Teachers Do Not Want to Teach to the Test - Squeezing Science into the Classroom | Steve Spangler Science

The secret to teaching is integration.

Pack a lot of information into a tiny space, a tiny budget and a tiny timeframe. Stop thinking of the school subjects as separate pieces…everything touches. Nothing is separate.

Sports coaches use math and analyzing skills, financial planners must read, and software developers must write. Scientists read, write and calculate in their labs. Just because you feel weak in a subject, doesn’t mean you can avoid it throughout your life and career.

Squeeze Science into the classroom. 

School vs Life - Mix Up the Subjects | Integrating Science into Common Core Lessons

Lisa is a 2nd grade teacher in Denver, Colorado who knows how to integrate. She shared her five top tricks to squeeze science into her classroom using Steve Spangler Science materials.

1. Lisa did away with sharing treats on birthdays. Instead, her students get to be the lab assistant for the day and help her perform and science demonstration. The kids don’t miss the sugar and get really excited to be a mad scientist for a day.

Mad Scientist for a Day on Their Birthday - Squeezing Science into the Classroom | Steve Spangler Science

2. Lisa also integrates a lot of science into story time. She reads The Rainbow Fish by Marcus Pfister.

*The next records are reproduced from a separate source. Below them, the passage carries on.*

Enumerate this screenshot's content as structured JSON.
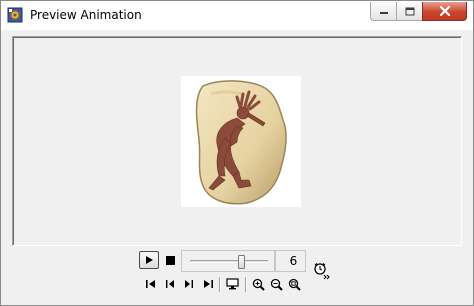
{
  "window": {
    "title": "Preview Animation",
    "caption_buttons": [
      "minimize-icon",
      "maximize-icon",
      "close-icon"
    ]
  },
  "preview": {
    "image": "kokopelli-stone-figure"
  },
  "playback": {
    "frame_value": "6",
    "slider_position": 0.66,
    "icons": [
      "play-icon",
      "stop-icon",
      "clock-icon"
    ]
  },
  "toolbar": {
    "icons": [
      "first-frame-icon",
      "previous-frame-icon",
      "next-frame-icon",
      "last-frame-icon",
      "monitor-icon",
      "zoom-in-icon",
      "zoom-out-icon",
      "zoom-fit-icon"
    ]
  },
  "colors": {
    "close_button": "#c9462c",
    "stone": "#e8d7a8",
    "figure": "#8c4a3a"
  }
}
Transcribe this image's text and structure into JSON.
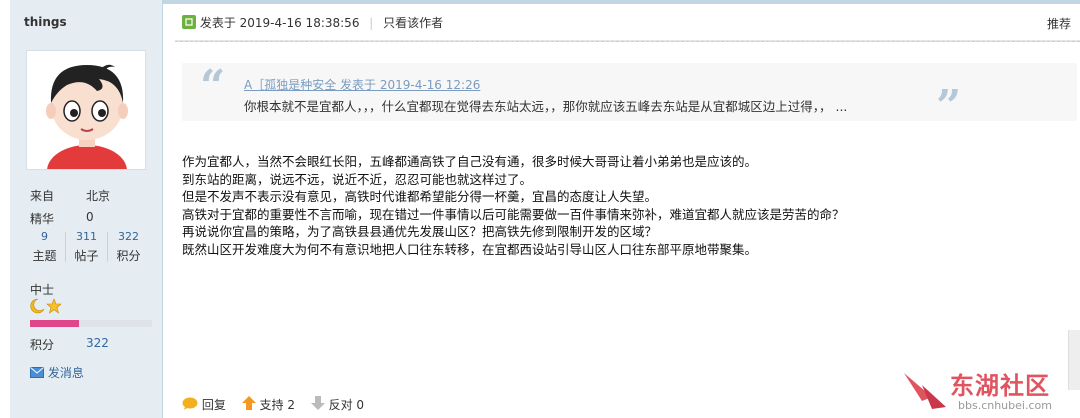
{
  "author": {
    "username": "things",
    "from_label": "来自",
    "from_value": "北京",
    "essence_label": "精华",
    "essence_value": "0",
    "stats": [
      {
        "value": "9",
        "label": "主题"
      },
      {
        "value": "311",
        "label": "帖子"
      },
      {
        "value": "322",
        "label": "积分"
      }
    ],
    "rank": "中士",
    "level_progress": 0.4,
    "points_label": "积分",
    "points_value": "322",
    "message_label": "发消息"
  },
  "post": {
    "posted_at": "发表于 2019-4-16 18:38:56",
    "only_author": "只看该作者",
    "recommend": "推荐",
    "quote_header": "A［孤独是种安全 发表于 2019-4-16 12:26",
    "quote_body": "你根本就不是宜都人，，，什么宜都现在觉得去东站太远，，那你就应该五峰去东站是从宜都城区边上过得，， ...",
    "lines": [
      "作为宜都人，当然不会眼红长阳，五峰都通高铁了自己没有通，很多时候大哥哥让着小弟弟也是应该的。",
      "到东站的距离，说远不远，说近不近，忍忍可能也就这样过了。",
      "但是不发声不表示没有意见，高铁时代谁都希望能分得一杯羹，宜昌的态度让人失望。",
      "高铁对于宜都的重要性不言而喻，现在错过一件事情以后可能需要做一百件事情来弥补，难道宜都人就应该是劳苦的命？",
      "再说说你宜昌的策略，为了高铁县县通优先发展山区？把高铁先修到限制开发的区域？",
      "既然山区开发难度大为何不有意识地把人口往东转移，在宜都西设站引导山区人口往东部平原地带聚集。"
    ]
  },
  "footer": {
    "reply": "回复",
    "support": "支持 2",
    "oppose": "反对 0"
  },
  "watermark": {
    "name": "东湖社区",
    "url": "bbs.cnhubei.com"
  }
}
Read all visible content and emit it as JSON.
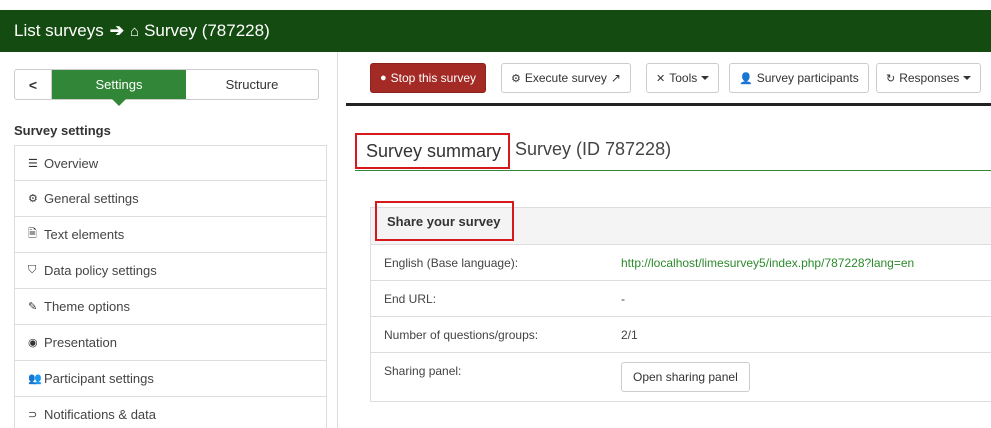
{
  "header": {
    "list_label": "List surveys",
    "arrow": "➔",
    "home_icon": "⌂",
    "survey_label": "Survey (787228)"
  },
  "sidebar": {
    "tabs": {
      "back": "<",
      "settings": "Settings",
      "structure": "Structure"
    },
    "section_title": "Survey settings",
    "items": [
      {
        "icon": "☰",
        "label": "Overview"
      },
      {
        "icon": "⚙",
        "label": "General settings"
      },
      {
        "icon": "🗎",
        "label": "Text elements"
      },
      {
        "icon": "⛉",
        "label": "Data policy settings"
      },
      {
        "icon": "✎",
        "label": "Theme options"
      },
      {
        "icon": "◉",
        "label": "Presentation"
      },
      {
        "icon": "👥",
        "label": "Participant settings"
      },
      {
        "icon": "⊃",
        "label": "Notifications & data"
      }
    ]
  },
  "toolbar": {
    "stop": {
      "icon": "●",
      "label": "Stop this survey"
    },
    "execute": {
      "icon": "⚙",
      "label": "Execute survey",
      "suffix": "↗"
    },
    "tools": {
      "icon": "✕",
      "label": "Tools"
    },
    "participants": {
      "icon": "👤",
      "label": "Survey participants"
    },
    "responses": {
      "icon": "↻",
      "label": "Responses"
    }
  },
  "summary": {
    "title": "Survey summary",
    "subtitle": "Survey (ID 787228)"
  },
  "share": {
    "title": "Share your survey",
    "rows": [
      {
        "label": "English (Base language):",
        "value": "http://localhost/limesurvey5/index.php/787228?lang=en"
      },
      {
        "label": "End URL:",
        "value": "-"
      },
      {
        "label": "Number of questions/groups:",
        "value": "2/1"
      },
      {
        "label": "Sharing panel:",
        "button": "Open sharing panel"
      }
    ]
  },
  "colors": {
    "header_bg": "#134b10",
    "active_tab": "#328637",
    "stop_button": "#a32a25",
    "highlight_border": "#d7191c",
    "link": "#2c8a2c"
  }
}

After the class works on retelling the story while also determining the moral in the book. The class then uses UV Beads in place of the colorful Rainbow Fish scales to make their own bracelets. The beads can also be used for counting and sorting activities.

Rainbow Fish and UV Beads Activity Kit - Squeezing Science into the Classroom

3. Axle Annie by Robin Pulver is another read aloud book she uses to teach vocabulary and plays-on-words. The students also compare and contrast how the two main characters respond to the main events in the story and determine the lesson. Then Lisa makes it snow indoors with Insta-Snow. The kids love it when she makes snow in their hands, a memorable experience.

Axle Annie and Insta-Snow | Squeezing Science into the Classroom | Steve Spangler Science

4. About five days before Halloween, Lisa takes out her Mad Scientist Growing Body Parts Jar and fills it with water. The students take turns measuring the brain, ear, hand and nose to compare how much they’ve grown each day. She also fills a jar with salty water and asks the kids to make predictions about what will happen.

Growing Body Parts Jar - Integrating Science into the Classroom | Steve Spangler Science

5. Lisa gives each student a Baby Soda Bottle Test Tube. They must conduct an inquiry-based activity to explore and hypothesize about the true use of the test tube. After they learn the real use, she then asks them to find a new and innovative use that solves a real world problem. She extends the activity by having the students create an advertisement or persuasive writing piece to sell the product.

Baby Soda Bottle Lava Lamps - Integrating Science into the Classroom

Don’t forget that integration is key. Everything is connected. Include a quick science activity with your read aloud. Or make math connections within science experiments. Inspire your students and create unforgettable learning experiences in your classroom.

What are your tips for integrating more science, music, art, social studies or any of the forgotten subjects into your lesson plans?